• What to do: Examine the records and identify each line that includes the string "color". Copy those lines.

Records excerpted from a collection:
--------------------

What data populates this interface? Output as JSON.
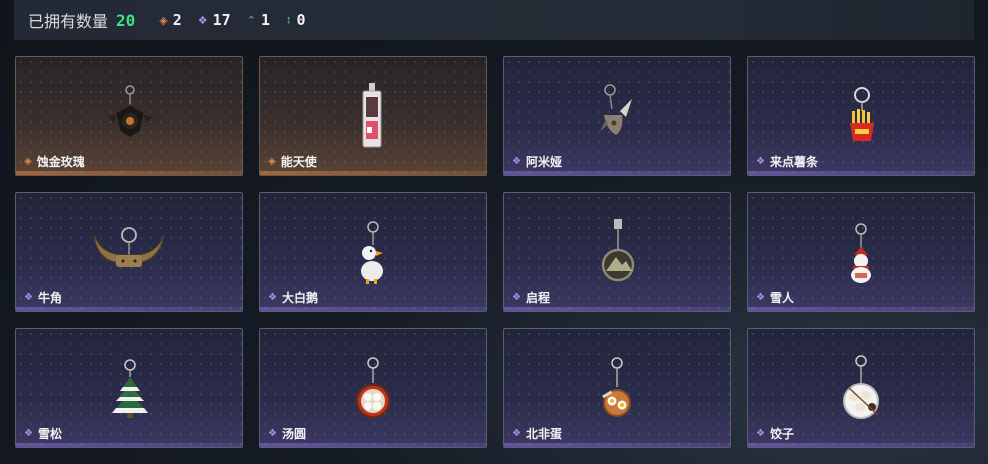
{
  "header": {
    "owned_label": "已拥有数量",
    "owned_count": "20",
    "stats": [
      {
        "icon": "orange-diamond-icon",
        "color": "#e08a4a",
        "value": "2"
      },
      {
        "icon": "purple-diamond-icon",
        "color": "#a98ef0",
        "value": "17"
      },
      {
        "icon": "blue-chevron-icon",
        "color": "#5fb0ff",
        "value": "1"
      },
      {
        "icon": "teal-arrows-icon",
        "color": "#4fd6c2",
        "value": "0"
      }
    ]
  },
  "items": [
    {
      "name": "蚀金玫瑰",
      "rarity": "orange",
      "icon": "black-rose-charm-icon"
    },
    {
      "name": "能天使",
      "rarity": "orange",
      "icon": "angel-card-charm-icon"
    },
    {
      "name": "阿米娅",
      "rarity": "purple",
      "icon": "bunny-ears-charm-icon"
    },
    {
      "name": "来点薯条",
      "rarity": "purple",
      "icon": "french-fries-charm-icon"
    },
    {
      "name": "牛角",
      "rarity": "purple",
      "icon": "bull-horns-charm-icon"
    },
    {
      "name": "大白鹅",
      "rarity": "purple",
      "icon": "white-goose-charm-icon"
    },
    {
      "name": "启程",
      "rarity": "purple",
      "icon": "mountain-medallion-charm-icon"
    },
    {
      "name": "雪人",
      "rarity": "purple",
      "icon": "snowman-charm-icon"
    },
    {
      "name": "雪松",
      "rarity": "purple",
      "icon": "snowy-pine-charm-icon"
    },
    {
      "name": "汤圆",
      "rarity": "purple",
      "icon": "rice-ball-bowl-charm-icon"
    },
    {
      "name": "北非蛋",
      "rarity": "purple",
      "icon": "shakshuka-charm-icon"
    },
    {
      "name": "饺子",
      "rarity": "purple",
      "icon": "dumplings-plate-charm-icon"
    }
  ]
}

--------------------

• Answer box:
        "color": "#e08a4a",
        "color": "#a98ef0",
        "color": "#5fb0ff",
        "color": "#4fd6c2",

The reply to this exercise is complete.